Ostrichchick MontageDaily walks, three feedings a day and attentive care are all in a day’s work for the zookeepers who are raising an ostrich chick at Franklin Park Zoo.

The chick, hatched on September 3, weighed about 2 pounds at birth and measured about 8 inches high. By the time it is six months old, it is expected to weigh around 150 pounds and stand 6 feet tall. The hatch is a first for Franklin Park Zoo, which has exhibited ostriches since 1990.

Franklin Park Zoo is home to two ostriches – an adult male and female. As the pair has been unsuccessful reproducing, it was decided to bring in an egg from another zoo accredited by the Association of Zoos and Aquariums, incubate it and hand raise the chick once it hatched. It is expected that the chick, a male, will be introduced to the adults when it is five to six months old. In the wild, ostriches live in flocks that can number 100 birds.

Raising a chick requires a lot of attentive care. Daily walks are important as it encourages proper bone development. Diet, consisting of grain, greens and chopped egg, is carefully monitored so that the chick does not gain weight too rapidly, which also ensures strong, straight leg development.

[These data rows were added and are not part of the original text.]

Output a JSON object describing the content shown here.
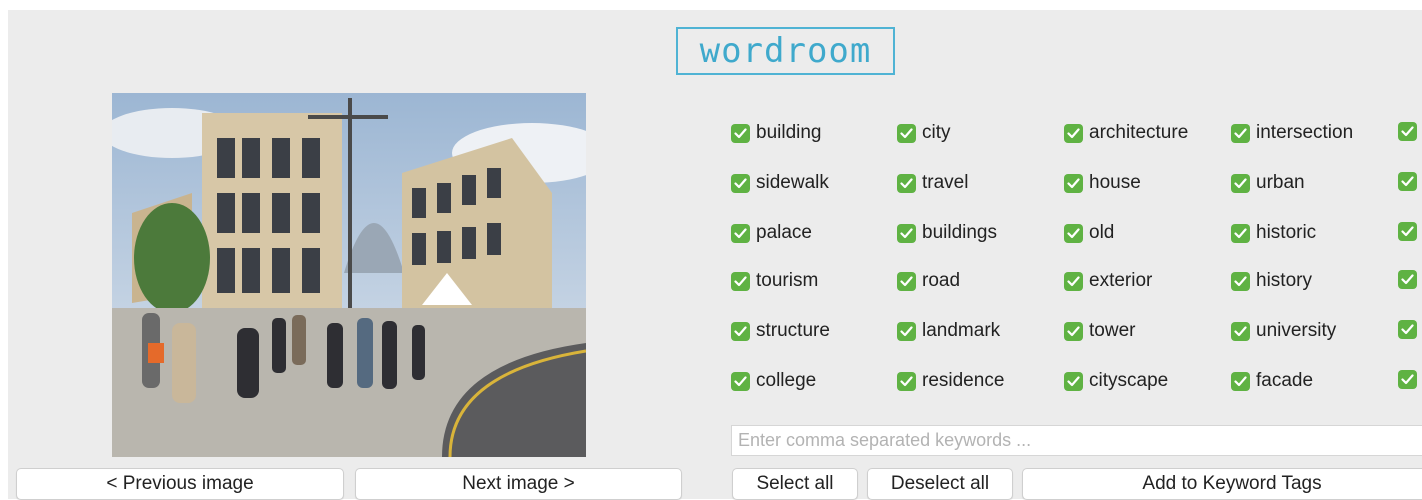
{
  "app": {
    "logo_text": "wordroom"
  },
  "nav": {
    "prev_label": "< Previous image",
    "next_label": "Next image >"
  },
  "keywords": {
    "columns": [
      [
        "building",
        "sidewalk",
        "palace",
        "tourism",
        "structure",
        "college"
      ],
      [
        "city",
        "travel",
        "buildings",
        "road",
        "landmark",
        "residence"
      ],
      [
        "architecture",
        "house",
        "old",
        "exterior",
        "tower",
        "cityscape"
      ],
      [
        "intersection",
        "urban",
        "historic",
        "history",
        "university",
        "facade"
      ],
      [
        "",
        "",
        "",
        "",
        "",
        ""
      ]
    ],
    "checked": true,
    "input_placeholder": "Enter comma separated keywords ...",
    "input_value": ""
  },
  "actions": {
    "select_all_label": "Select all",
    "deselect_all_label": "Deselect all",
    "add_label": "Add to Keyword Tags"
  },
  "colors": {
    "accent": "#4fb3d4",
    "checkbox": "#5fb243",
    "background": "#ececec"
  },
  "icons": {
    "checkbox": "checkmark-icon"
  }
}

“We are incredibly excited about this hatch. The chick is thriving and the staff has done an excellent job of raising this little ostrich. We are looking forward to the day when it is introduced to our other ostriches and makes it exhibit debut on Serengeti Crossing,” said Frederick Beall, Zoo New England General Curator.

Zoo New England has supported the Sahara Conservation Fund’s work in Niger to protect the North African ostrich, which has disappeared from the wild in this West African state. The Sahara Conservation Fund’s work includes a captive breeding program, plans to reintroduce the ostrich into secure protected areas, and an “Adopt-an-Ostrich” program.

Ostriches, which are native to the grasslands of East Africa, South Africa, and in the Sahara and Sahel area, are flightless birds built for running. They use their wings for balance as they run. Their long powerful legs, flexible knees, and two-toed feet help them outrun predators, maintain speed over long distances, and increase agility. Their legs can deliver powerful kicks in self-defense, and each of their toes has a long, sharp claw. They can reach speeds of 45 miles per hour, making them the world’s fastest two-legged animal.

Males are black with white primary flight feathers and tail. Females are gray-brown and white. At nearly two inches across, ostrich eyes are the largest of any land animal. Their eyes are almost on the side of their heads, giving them a 350-degree view of their environment.

Please note: The ostrich chick is currently not on public view.